"Back then, I didn't know a Clovis point from a Buck knife, but I sure as heck know a lamb kebab when I see one."

He was also relatively certain that all of these items -- particularly the primitive figurine -- were highly unusual coming from so far below the surface. Ybargoitia sent the drill crew home, gathered up everything he'd found into his lunch box, and called the Treasure Valley Community College in Ontario, Oregon. He was referred to the Cultural Anthropology Department.

"When Buzzy showed me those things, I about fell out of my chair," said Dr. Benton Schrall, the department head. "North American artifacts aren't exactly my field. Still, I recognized immediately that he had stumbled onto something very significant."

That afternoon, Dr. Schrall e-mailed a colleague at Washington State University in Pullman, who put him in touch with Dr. Lawrence Riggs, the chairman of WSU's Archaeology Department. Said Dr. Schrall, "When I described to Larry what I had, right there on my desk, the first thing out of his mouth was, 'Whatever you do, don't tell any Indians about it!' I guess he got burned pretty bad on that Kennewick Man deal."

With two of his brightest grad students in tow, Dr. Riggs drove to Ontario the next day. As soon as he saw the artifacts, he knew exactly what he would be doing for the next several summers. "Clovis points in Idaho? And from 7 meters down! That alone is an archaeologist's dream, without even considering the totem figure."

Fearful of letting that figurine out of his sight, Dr. Riggs shaved a thin specimen from the bottom of one tiny foot and sent it to Le Duchamp Laboratoire in Lyons, France, a world leader in intra-spectral comparative analysis. He then spent the next six weeks organizing what would become the largest -- and most covert -- archaeological dig in Idaho's history. Even Ybargoitia was sworn to secrecy.

"Larry Riggs had me sign a paper that said as long as I didn't tell anyone else about what I'd found, his university would foot the bill for another well. He came down on spring break, along with a nine-seater van full of students, and they set up a cyclone fence around that spot and put a tent over the hole. It about killed me that I couldn't tell anybody. It was like getting to be in a movie or something, only I couldn't even let my friends know I was in it."

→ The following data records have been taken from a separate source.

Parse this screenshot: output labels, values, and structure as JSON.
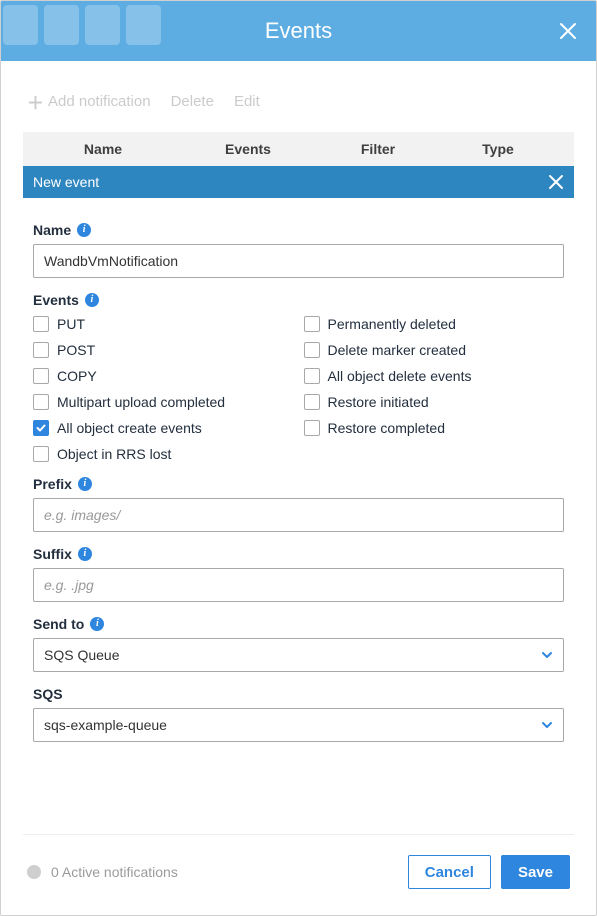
{
  "header": {
    "title": "Events"
  },
  "toolbar": {
    "add_label": "Add notification",
    "delete_label": "Delete",
    "edit_label": "Edit"
  },
  "table": {
    "columns": {
      "name": "Name",
      "events": "Events",
      "filter": "Filter",
      "type": "Type"
    }
  },
  "new_event": {
    "bar_label": "New event"
  },
  "form": {
    "name": {
      "label": "Name",
      "value": "WandbVmNotification"
    },
    "events": {
      "label": "Events",
      "left": [
        {
          "label": "PUT",
          "checked": false
        },
        {
          "label": "POST",
          "checked": false
        },
        {
          "label": "COPY",
          "checked": false
        },
        {
          "label": "Multipart upload completed",
          "checked": false
        },
        {
          "label": "All object create events",
          "checked": true
        },
        {
          "label": "Object in RRS lost",
          "checked": false
        }
      ],
      "right": [
        {
          "label": "Permanently deleted",
          "checked": false
        },
        {
          "label": "Delete marker created",
          "checked": false
        },
        {
          "label": "All object delete events",
          "checked": false
        },
        {
          "label": "Restore initiated",
          "checked": false
        },
        {
          "label": "Restore completed",
          "checked": false
        }
      ]
    },
    "prefix": {
      "label": "Prefix",
      "placeholder": "e.g. images/",
      "value": ""
    },
    "suffix": {
      "label": "Suffix",
      "placeholder": "e.g. .jpg",
      "value": ""
    },
    "send_to": {
      "label": "Send to",
      "selected": "SQS Queue"
    },
    "sqs": {
      "label": "SQS",
      "selected": "sqs-example-queue"
    }
  },
  "footer": {
    "status": "0 Active notifications",
    "cancel": "Cancel",
    "save": "Save"
  }
}
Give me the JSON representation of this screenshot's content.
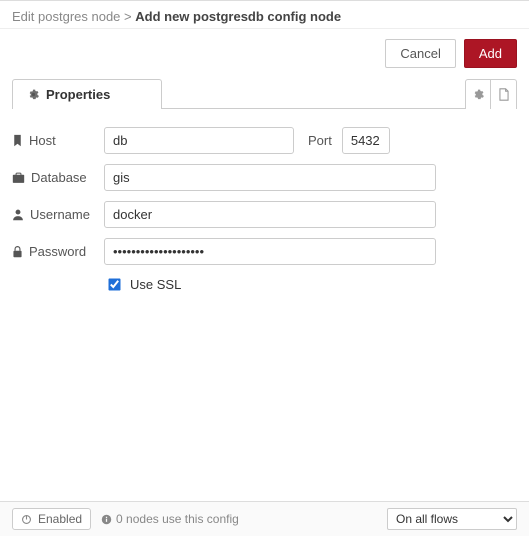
{
  "header": {
    "breadcrumb_prev": "Edit postgres node",
    "separator": ">",
    "breadcrumb_current": "Add new postgresdb config node"
  },
  "actions": {
    "cancel": "Cancel",
    "add": "Add"
  },
  "tabs": {
    "properties": "Properties"
  },
  "labels": {
    "host": "Host",
    "port": "Port",
    "database": "Database",
    "username": "Username",
    "password": "Password",
    "use_ssl": "Use SSL"
  },
  "values": {
    "host": "db",
    "port": "5432",
    "database": "gis",
    "username": "docker",
    "password": "••••••••••••••••••••",
    "use_ssl": true
  },
  "footer": {
    "enabled_label": "Enabled",
    "usage_text": "0 nodes use this config",
    "scope_selected": "On all flows"
  }
}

The excavation proper began after the semester ended on May 21, 2005, and by Labor Day of that year, Dr. Riggs had confirmed what his instincts had been telling him since he first saw the figurine. Le Duchamp lab sent him their analysis of the sample in early July. They had tested the specimen three times, and for further confirmation, they had sent a portion to another independent laboratory in Quebec to verify their findings. There could be no mistake: The sample was from a unique soapstone found only in a region of northern Spain, on the southern slopes of the Pyrenees Mountains.

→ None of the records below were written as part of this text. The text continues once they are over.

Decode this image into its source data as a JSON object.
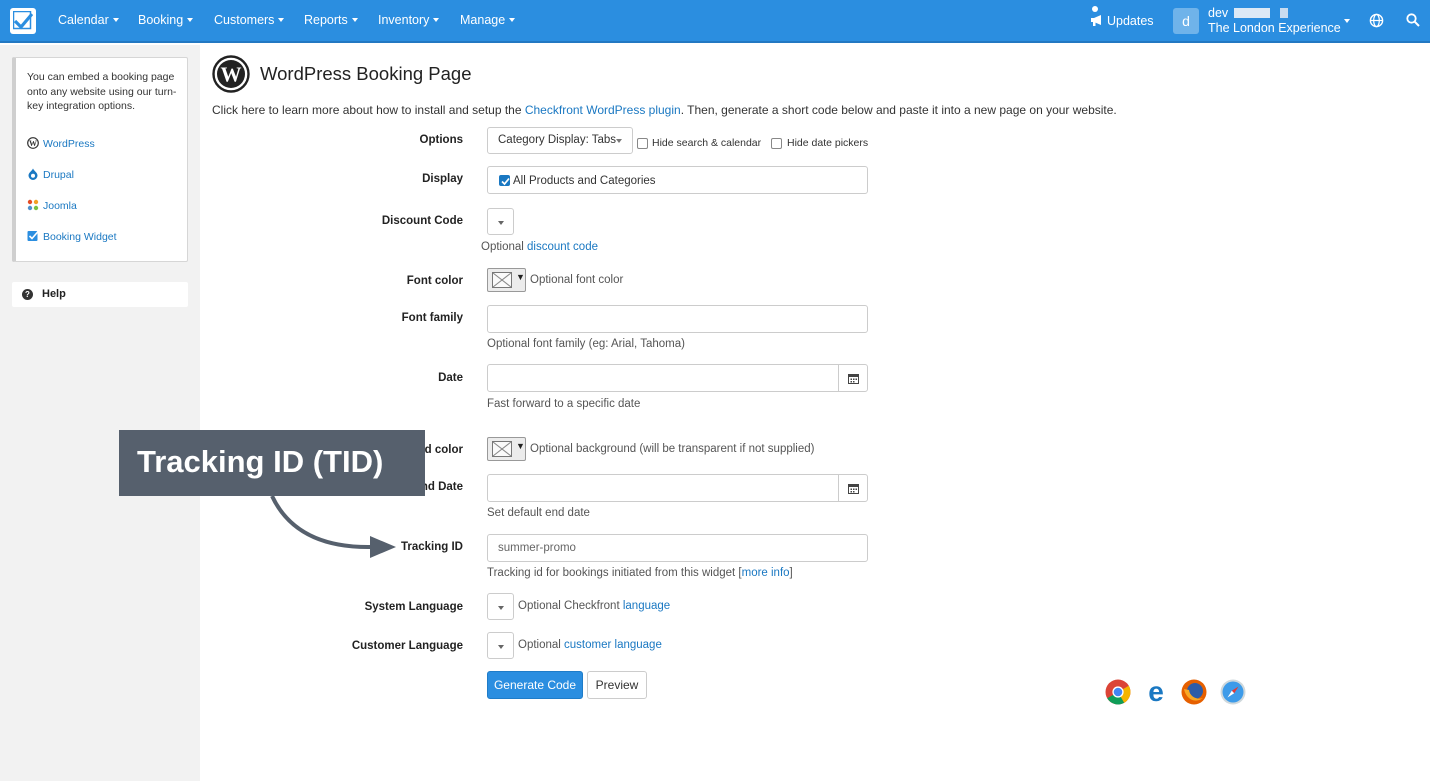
{
  "nav": {
    "items": [
      "Calendar",
      "Booking",
      "Customers",
      "Reports",
      "Inventory",
      "Manage"
    ],
    "updates_label": "Updates",
    "user_initial": "d",
    "user_name": "dev",
    "account_name": "The London Experience"
  },
  "sidebar": {
    "intro": "You can embed a booking page onto any website using our turn-key integration options.",
    "links": [
      "WordPress",
      "Drupal",
      "Joomla",
      "Booking Widget"
    ],
    "help_label": "Help"
  },
  "page": {
    "title": "WordPress Booking Page",
    "intro_before": "Click here to learn more about how to install and setup the ",
    "intro_link": "Checkfront WordPress plugin",
    "intro_after": ". Then, generate a short code below and paste it into a new page on your website."
  },
  "form": {
    "options_label": "Options",
    "options_select": "Category Display: Tabs",
    "hide_search_label": "Hide search & calendar",
    "hide_dates_label": "Hide date pickers",
    "display_label": "Display",
    "display_value": "All Products and Categories",
    "discount_label": "Discount Code",
    "discount_help_prefix": "Optional ",
    "discount_help_link": "discount code",
    "font_color_label": "Font color",
    "font_color_help": "Optional font color",
    "font_family_label": "Font family",
    "font_family_help": "Optional font family (eg: Arial, Tahoma)",
    "date_label": "Date",
    "date_help": "Fast forward to a specific date",
    "bg_color_label": "Background color",
    "bg_color_help": "Optional background (will be transparent if not supplied)",
    "end_date_label": "End Date",
    "end_date_help": "Set default end date",
    "tracking_label": "Tracking ID",
    "tracking_value": "summer-promo",
    "tracking_help_prefix": "Tracking id for bookings initiated from this widget [",
    "tracking_help_link": "more info",
    "tracking_help_suffix": "]",
    "system_lang_label": "System Language",
    "system_lang_prefix": "Optional Checkfront ",
    "system_lang_link": "language",
    "customer_lang_label": "Customer Language",
    "customer_lang_prefix": "Optional ",
    "customer_lang_link": "customer language",
    "generate_button": "Generate Code",
    "preview_button": "Preview"
  },
  "callout": {
    "text": "Tracking ID (TID)"
  },
  "colors": {
    "nav_bg": "#2b8ee0",
    "link": "#1a78c2",
    "callout_bg": "#56606d"
  },
  "browser_icons": [
    "chrome-icon",
    "edge-icon",
    "firefox-icon",
    "safari-icon"
  ]
}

It took 10 weeks of excruciatingly detailed soil removal for the team to get down as far as the drill bit had reached, but at a depth of just under 8 meters -- the investigators came across a strata of soot and charcoal, indicating the remains of an ancient campfire. Within a 5-meter radius of that fire pit, they uncovered a dozen more spear tips -- sophisticated Clovis points, all of them -- the gnawed bones of several seemingly domestic sheep, a shredded remnant of what appeared to be a leather drinking sack (a bota), and a human skull.

By summer's end, Dr. Riggs had circumstantial evidence that early humans had migrated to this hemisphere from the Iberian Peninsula. But most astounding was the level at which this body of evidence had been found. The geological strata in which the items lay dated from a very narrow (and little understood) time frame known as the Proto-Paleolithic, indicating that human beings had put their footprint on the New World 40,000 years before anyone had previously believed possible.

Even more momentous were the "associative implicatory collateral traces," as they are called in the field of paleoanthropology, which implied that wherever these people came from, they brought their sheep with them.